. . . If a GP increases or smooths returns, perhaps by strategically timing asset acquisitions and disposals or distorting the values of underlying assets, investment managers within LP organizations can flag Sharpe ratios artificially higher, higher alphas and returns, such as IRRs, for their trustees or other overseers. By doing so, these investment managers, whose median tenure of four years often expires years before the ultimate returns of a private equity fund are realized, could improve their internal job security or their potential results on the labor market.
Return manipulations can also produce significant paper wealth for LPs. For US public pension limited partnerships, this may slightly improve funded statuses or change required contribution funding rates. Since private equity returns are often quoted in TRIs, such return manipulations can even permanently mask the end-of-life returns of the private equity fund, potentially protecting LP investment managers. in bad condition.
This likely explains why private equity firms actually averaged 1.6% gains in the first quarter of 2022 and only slight declines since then, as global equities have lost 22% of their value this year.

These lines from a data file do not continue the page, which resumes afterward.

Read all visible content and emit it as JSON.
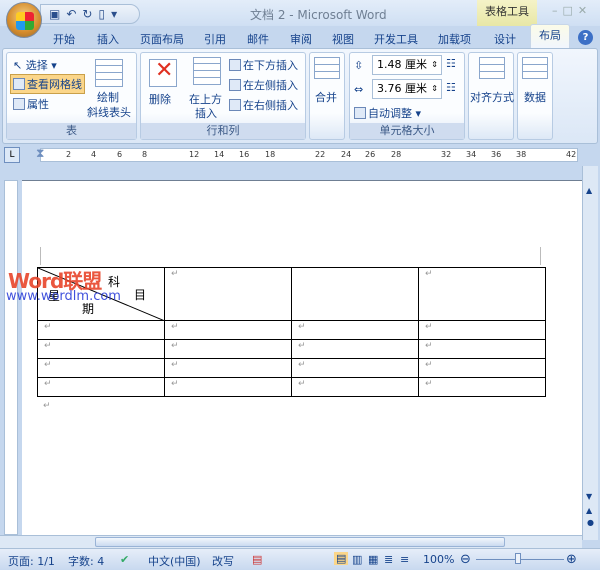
{
  "window": {
    "title": "文档 2 - Microsoft Word",
    "contextual_tab": "表格工具"
  },
  "qat": {
    "icons": "save-icon undo-icon redo-icon new-icon"
  },
  "tabs": [
    "开始",
    "插入",
    "页面布局",
    "引用",
    "邮件",
    "审阅",
    "视图",
    "开发工具",
    "加载项",
    "设计",
    "布局"
  ],
  "active_tab": "布局",
  "ribbon": {
    "table_group": {
      "label": "表",
      "select": "选择",
      "gridlines": "查看网格线",
      "properties": "属性",
      "draw_diag": "绘制\n斜线表头",
      "draw_diag_1": "绘制",
      "draw_diag_2": "斜线表头"
    },
    "rows_cols": {
      "label": "行和列",
      "delete": "删除",
      "insert_above_1": "在上方",
      "insert_above_2": "插入",
      "insert_below": "在下方插入",
      "insert_left": "在左侧插入",
      "insert_right": "在右侧插入"
    },
    "merge": {
      "label": "合并"
    },
    "cell_size": {
      "label": "单元格大小",
      "height": "1.48 厘米",
      "width": "3.76 厘米",
      "autofit": "自动调整"
    },
    "align": {
      "label": "对齐方式"
    },
    "data": {
      "label": "数据"
    }
  },
  "ruler": {
    "ticks": [
      "2",
      "4",
      "6",
      "8",
      "12",
      "14",
      "16",
      "18",
      "22",
      "24",
      "26",
      "28",
      "32",
      "34",
      "36",
      "38",
      "42"
    ]
  },
  "document": {
    "header_cell": {
      "top_right_1": "科",
      "top_right_2": "目",
      "bottom_left_1": "星",
      "bottom_left_2": "期"
    },
    "para_mark": "↵",
    "watermark": {
      "brand": "Word联盟",
      "url": "www.wordlm.com"
    }
  },
  "status": {
    "page": "页面: 1/1",
    "words": "字数: 4",
    "language": "中文(中国)",
    "mode": "改写",
    "zoom": "100%",
    "zoom_level": 100
  }
}
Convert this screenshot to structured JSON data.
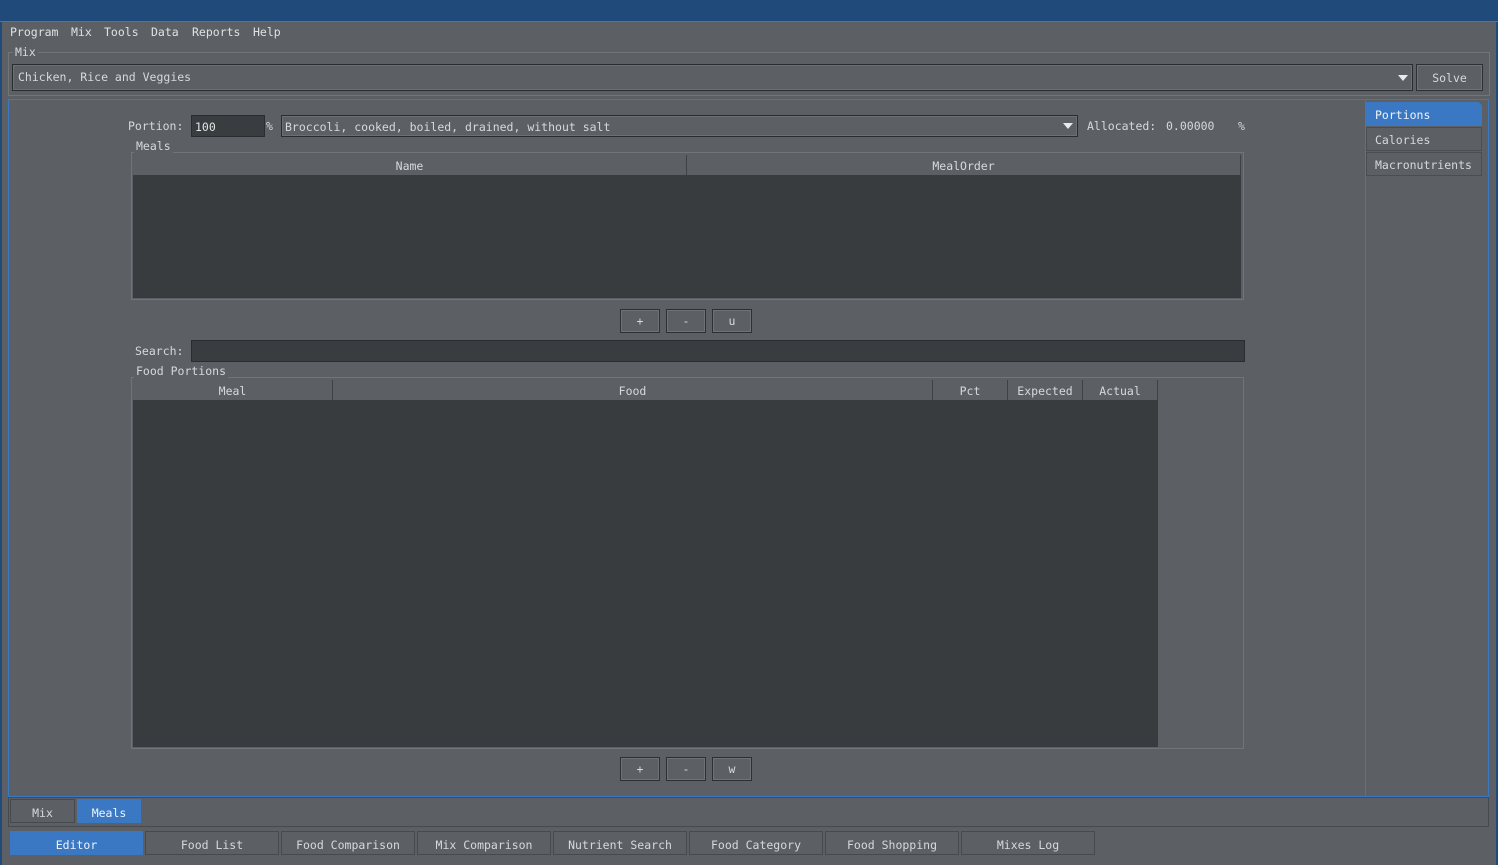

Just to point out real estate – the main source of data for the University of Florida article – Blackstone’s private property giant BREIT took in $4.2 billion in the third quarter and made a slight gain even as publicly traded REITs lost 12% of their value over the same period.
However, the increasingly abnormal book values of private equity become more difficult to defend when there is an increasingly active market for commercial equity interests in private equity funds. According to Jefferies, a record $57 billion in fund holdings changed hands in the first half of 2022.
Typically, the “secondary” private equity market was where some investors might sell some of one of their investments because their allocations were a bit overweight, they needed to raise money for another investment, or the fund stank and they wanted out. Stakes are therefore usually negotiated at a discount.
In 2019, the thirst for private equity exposure was so immense that some investors would actually pay a premium, but in the first half of 2022, the average holding traded at 86% of the fund’s net asset value, according to Jefferies. And yet, the reported book value of these funds seems remarkably resilient?
This increasingly insane divergence was a big topic in an interesting third-quarter letter to investors from Justin Hughes of Phase 2 Partners, a San Francisco investment firm, that someone kindly sent us.
. . . We recently reviewed a 13-page list of private equity holdings available for sale through a bulge-backed investment bank. Each fund in the 13-page list is available at a discount to the value quoted by the manager. In our view, smoothed returns that rely on model accounting could result in an over-allocation of assets to private markets. We recently sat down with a leading private market manager with an interesting perspective: he believed that private markets are the new “core” asset class as opposed to public markets. Specifically, we wanted to know how their portfolio appeared to be worth a 40% higher EBITDA multiple than public markets.
The company explained to us that these are completely different markets — private markets, the new “core” asset class deserving a premium over their liquid cousin, the public market. Wow, I’m old! I immediately went home, pulled out my latest edition of Ibbotson & Associates: Stock, Bonds, Bills & Inflation and tore up the chapter on liquidity premiums! Starting next month, Phase 2 will release all feedback using the mark to model! I LAUGH!
Maybe investors are just in on the joke, rather than being the target of it?